Lines with the word "kind" are the ones wanted. Copy each of them from the entries below.

□ □ □

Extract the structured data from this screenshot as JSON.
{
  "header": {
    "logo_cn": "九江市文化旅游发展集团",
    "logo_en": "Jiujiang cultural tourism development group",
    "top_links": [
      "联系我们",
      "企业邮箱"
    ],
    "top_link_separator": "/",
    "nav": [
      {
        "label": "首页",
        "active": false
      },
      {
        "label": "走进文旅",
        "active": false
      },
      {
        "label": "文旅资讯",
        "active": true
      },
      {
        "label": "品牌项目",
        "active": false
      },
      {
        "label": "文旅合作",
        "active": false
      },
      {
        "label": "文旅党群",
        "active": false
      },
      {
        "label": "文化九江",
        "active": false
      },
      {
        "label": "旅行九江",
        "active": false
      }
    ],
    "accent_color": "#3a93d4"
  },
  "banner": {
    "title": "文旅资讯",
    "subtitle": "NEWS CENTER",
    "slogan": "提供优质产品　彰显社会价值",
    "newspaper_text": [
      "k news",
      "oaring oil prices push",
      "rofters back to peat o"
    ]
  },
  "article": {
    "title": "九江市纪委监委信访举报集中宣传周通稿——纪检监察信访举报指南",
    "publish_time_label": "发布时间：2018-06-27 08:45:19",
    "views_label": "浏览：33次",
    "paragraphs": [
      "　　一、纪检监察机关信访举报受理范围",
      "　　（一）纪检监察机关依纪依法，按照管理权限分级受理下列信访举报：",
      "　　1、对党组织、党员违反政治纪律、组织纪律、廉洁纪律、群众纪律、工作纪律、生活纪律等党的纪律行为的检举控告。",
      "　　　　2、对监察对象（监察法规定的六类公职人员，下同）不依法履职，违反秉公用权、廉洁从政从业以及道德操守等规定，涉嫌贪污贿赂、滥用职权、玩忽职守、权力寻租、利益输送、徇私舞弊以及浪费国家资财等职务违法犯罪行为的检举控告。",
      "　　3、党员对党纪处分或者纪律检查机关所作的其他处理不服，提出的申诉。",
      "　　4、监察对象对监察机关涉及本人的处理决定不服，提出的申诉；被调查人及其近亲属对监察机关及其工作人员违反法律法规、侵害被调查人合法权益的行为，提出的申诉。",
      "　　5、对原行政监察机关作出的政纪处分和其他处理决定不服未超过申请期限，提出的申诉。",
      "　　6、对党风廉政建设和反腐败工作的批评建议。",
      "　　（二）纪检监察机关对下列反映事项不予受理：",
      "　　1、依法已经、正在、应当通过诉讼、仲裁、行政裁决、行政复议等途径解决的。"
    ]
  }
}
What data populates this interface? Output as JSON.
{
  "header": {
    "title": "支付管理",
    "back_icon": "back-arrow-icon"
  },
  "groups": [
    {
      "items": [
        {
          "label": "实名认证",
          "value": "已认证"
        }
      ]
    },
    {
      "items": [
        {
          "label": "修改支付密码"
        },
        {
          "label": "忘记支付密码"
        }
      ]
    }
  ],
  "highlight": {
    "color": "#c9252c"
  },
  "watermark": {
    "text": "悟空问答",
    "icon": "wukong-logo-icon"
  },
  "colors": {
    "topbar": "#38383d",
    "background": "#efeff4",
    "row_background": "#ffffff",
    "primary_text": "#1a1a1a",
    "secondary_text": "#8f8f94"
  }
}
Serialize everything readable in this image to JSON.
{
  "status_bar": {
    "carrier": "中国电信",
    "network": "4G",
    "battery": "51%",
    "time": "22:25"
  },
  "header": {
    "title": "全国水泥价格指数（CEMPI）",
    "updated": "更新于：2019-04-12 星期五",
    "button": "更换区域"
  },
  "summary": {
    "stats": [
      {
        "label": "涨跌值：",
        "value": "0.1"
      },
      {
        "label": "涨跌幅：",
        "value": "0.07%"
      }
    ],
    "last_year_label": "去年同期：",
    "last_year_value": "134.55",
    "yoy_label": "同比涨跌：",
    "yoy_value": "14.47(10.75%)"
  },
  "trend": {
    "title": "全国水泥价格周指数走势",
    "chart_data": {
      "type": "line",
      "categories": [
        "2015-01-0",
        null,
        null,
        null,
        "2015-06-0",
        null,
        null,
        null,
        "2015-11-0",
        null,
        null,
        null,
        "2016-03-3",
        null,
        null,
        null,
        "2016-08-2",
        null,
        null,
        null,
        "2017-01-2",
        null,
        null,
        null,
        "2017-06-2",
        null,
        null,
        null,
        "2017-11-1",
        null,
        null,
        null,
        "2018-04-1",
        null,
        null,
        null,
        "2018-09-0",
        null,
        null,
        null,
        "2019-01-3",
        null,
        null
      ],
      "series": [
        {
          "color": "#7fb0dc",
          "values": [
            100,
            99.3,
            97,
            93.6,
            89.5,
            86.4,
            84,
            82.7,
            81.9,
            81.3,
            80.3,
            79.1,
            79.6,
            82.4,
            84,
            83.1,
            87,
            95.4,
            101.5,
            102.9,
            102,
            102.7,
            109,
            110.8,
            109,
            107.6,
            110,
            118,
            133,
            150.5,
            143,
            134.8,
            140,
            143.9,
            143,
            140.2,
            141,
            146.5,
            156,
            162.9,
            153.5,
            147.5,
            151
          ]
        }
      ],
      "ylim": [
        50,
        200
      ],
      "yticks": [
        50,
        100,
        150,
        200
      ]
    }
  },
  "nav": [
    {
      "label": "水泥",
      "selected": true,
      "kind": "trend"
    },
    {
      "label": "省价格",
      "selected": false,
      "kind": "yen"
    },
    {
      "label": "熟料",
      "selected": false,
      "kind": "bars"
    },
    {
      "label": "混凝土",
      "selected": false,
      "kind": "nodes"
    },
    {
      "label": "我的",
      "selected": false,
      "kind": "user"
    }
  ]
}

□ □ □

Solved exercise ->
      "kind": "trend"
      "kind": "yen"
      "kind": "bars"
      "kind": "nodes"
      "kind": "user"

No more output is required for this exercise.